(Entries taken from a collection)

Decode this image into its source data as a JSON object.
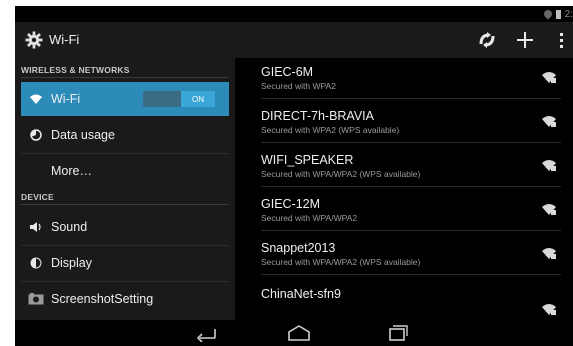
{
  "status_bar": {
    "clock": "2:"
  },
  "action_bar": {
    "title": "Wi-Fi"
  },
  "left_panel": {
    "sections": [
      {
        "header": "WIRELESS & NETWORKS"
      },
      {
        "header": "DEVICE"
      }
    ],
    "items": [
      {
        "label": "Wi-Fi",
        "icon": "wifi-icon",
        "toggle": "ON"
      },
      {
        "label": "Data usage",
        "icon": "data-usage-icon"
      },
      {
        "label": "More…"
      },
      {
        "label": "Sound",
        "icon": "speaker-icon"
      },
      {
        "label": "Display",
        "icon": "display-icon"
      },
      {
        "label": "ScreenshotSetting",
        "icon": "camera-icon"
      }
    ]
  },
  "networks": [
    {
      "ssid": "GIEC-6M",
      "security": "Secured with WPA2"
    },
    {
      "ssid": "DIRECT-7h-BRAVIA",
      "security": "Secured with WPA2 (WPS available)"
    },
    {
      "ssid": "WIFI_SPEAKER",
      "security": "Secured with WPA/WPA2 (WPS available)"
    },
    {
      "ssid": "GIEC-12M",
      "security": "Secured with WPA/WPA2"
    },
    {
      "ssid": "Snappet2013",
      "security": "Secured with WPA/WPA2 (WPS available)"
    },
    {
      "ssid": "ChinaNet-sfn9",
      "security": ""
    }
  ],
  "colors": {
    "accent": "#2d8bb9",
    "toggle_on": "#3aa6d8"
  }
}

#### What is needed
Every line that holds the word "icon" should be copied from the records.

#### Task answer
        "icon": "wifi-icon",
        "icon": "data-usage-icon"
        "icon": "speaker-icon"
        "icon": "display-icon"
        "icon": "camera-icon"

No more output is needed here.